Lee Fohl, catcher for the 1902 Pirates. He lasted one game in Pittsburgh, going 0-for-3 on August 29, 1902. The rest of his big league career consisted of four games with the 1903 Cincinnati Reds. He played 12 seasons in the minors and managed for 22 seasons total, including 11 years in the majors. During his last five years in the minors, he was a player/manager. Before joining the Pirates, he was playing for a local amateur team called the Pittsburgh Junctions in 1902, where he was teammates of Harvey Cushman, who was the starting pitcher during Fohl’s only game with the Pirates. The August 29th game was called a tryout by manager Fred Clarke, who already had the Pirates well on the way to their second NL title in a row at that point. While Fohl played well behind the plate, he was back with the Junctions days later. Cushman was given three more starts and he lost them all. After the season, it was announced that the Junctions battery received “flattering” offers to play for Des Moines of the Western League in 1903, which is where they both ended up playing. In Cincinnati, he was the backup to Heinie Peitz, a name you might read soon…
Heinie Peitz, catcher for the 1905-06 Pirates.

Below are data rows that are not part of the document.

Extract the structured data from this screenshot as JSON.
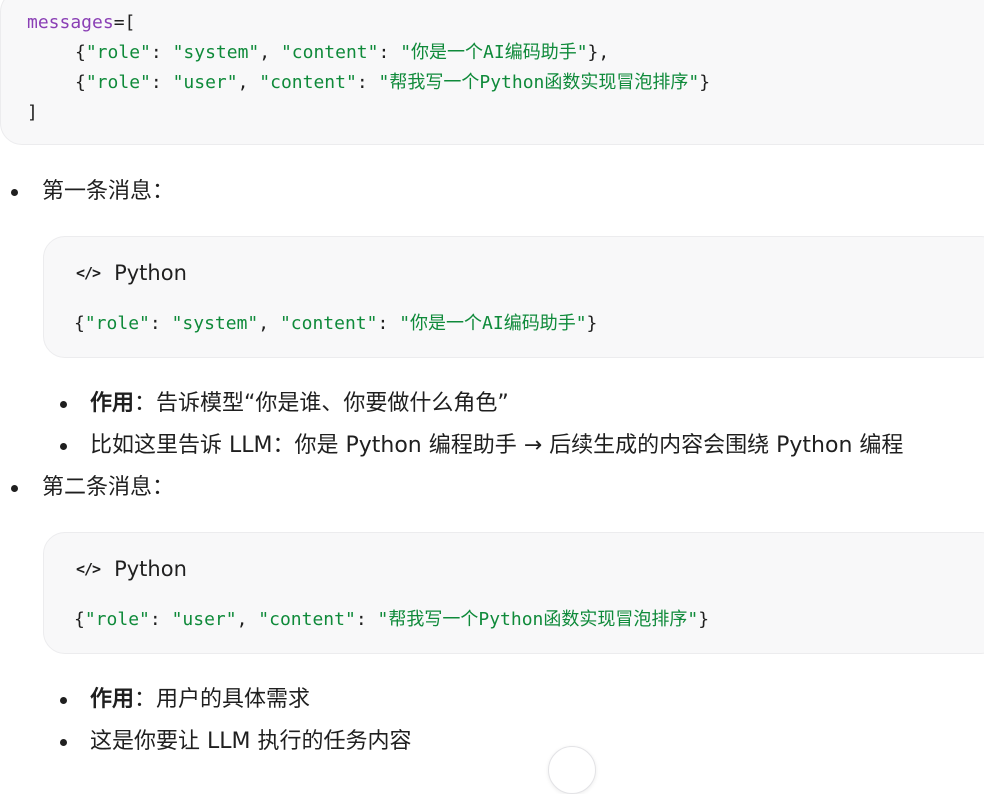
{
  "top_code": {
    "line1_kw": "messages",
    "line1_rest": "=[",
    "line2_pre": "{",
    "line2_k1": "\"role\"",
    "line2_sep1": ": ",
    "line2_v1": "\"system\"",
    "line2_sep2": ", ",
    "line2_k2": "\"content\"",
    "line2_sep3": ": ",
    "line2_v2": "\"你是一个AI编码助手\"",
    "line2_post": "},",
    "line3_pre": "{",
    "line3_k1": "\"role\"",
    "line3_sep1": ": ",
    "line3_v1": "\"user\"",
    "line3_sep2": ", ",
    "line3_k2": "\"content\"",
    "line3_sep3": ": ",
    "line3_v2": "\"帮我写一个Python函数实现冒泡排序\"",
    "line3_post": "}",
    "line4": "]"
  },
  "section1": {
    "title": "第一条消息：",
    "card": {
      "lang_icon": "</>",
      "lang": "Python",
      "pre": "{",
      "k1": "\"role\"",
      "sep1": ": ",
      "v1": "\"system\"",
      "sep2": ", ",
      "k2": "\"content\"",
      "sep3": ": ",
      "v2": "\"你是一个AI编码助手\"",
      "post": "}"
    },
    "bullet1_bold": "作用",
    "bullet1_text": "：告诉模型“你是谁、你要做什么角色”",
    "bullet2_text": "比如这里告诉 LLM：你是 Python 编程助手 → 后续生成的内容会围绕 Python 编程"
  },
  "section2": {
    "title": "第二条消息：",
    "card": {
      "lang_icon": "</>",
      "lang": "Python",
      "pre": "{",
      "k1": "\"role\"",
      "sep1": ": ",
      "v1": "\"user\"",
      "sep2": ", ",
      "k2": "\"content\"",
      "sep3": ": ",
      "v2": "\"帮我写一个Python函数实现冒泡排序\"",
      "post": "}"
    },
    "bullet1_bold": "作用",
    "bullet1_text": "：用户的具体需求",
    "bullet2_text": "这是你要让 LLM 执行的任务内容"
  }
}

During his two seasons in Pittsburgh, he hit .228 over 128 games. He had a 16-year career in the majors, also playing nine seasons with the Cincinnati Reds and five years for the St Louis Cardinals. Peitz averaged exactly one home run per season in the majors and his career high was three in 1894, which was a huge year for offense around all of baseball. His last home run came in 1904 against the great Christy Mathewson. Peitz joined the Pirates on December 14, 1904 in a straight up trade with the Reds for catcher Eddie Phelps. In his first season in Pittsburgh, he hit .223 in 88 games, while throwing out 47% of runners attempting to steal. Peitz saw limited time in 1906, as newcomer George Gibson began to see regular time behind the plate. He spent the 1907-10 seasons playing for Louisville of the American Association. He was purchased from the Pirates on January 7, 1907, along with pitcher Doc Moskiman, who never got a chance to play for the Pirates.
Peitz’s pro career began in 1892 at 21 years old. He played one game for the Cardinals (then called the Browns) that season, after spending the year with the Montgomery Lambs of the Southern Association. He wouldn’t play another minor league game until 15 years later. Peitz would end his big league career in 1913, playing three games for the Cardinals at 42 years old. He was a coach for the Cardinals at the time, getting called into duty twice off the bench and once as a starter. His brother Joe Peitz was his teammate in the middle of 1894 and hit .423/.531/.731 in six games, yet never played in the majors again. Heinie Peitz was a .271 career hitter in the majors over 1,235 games.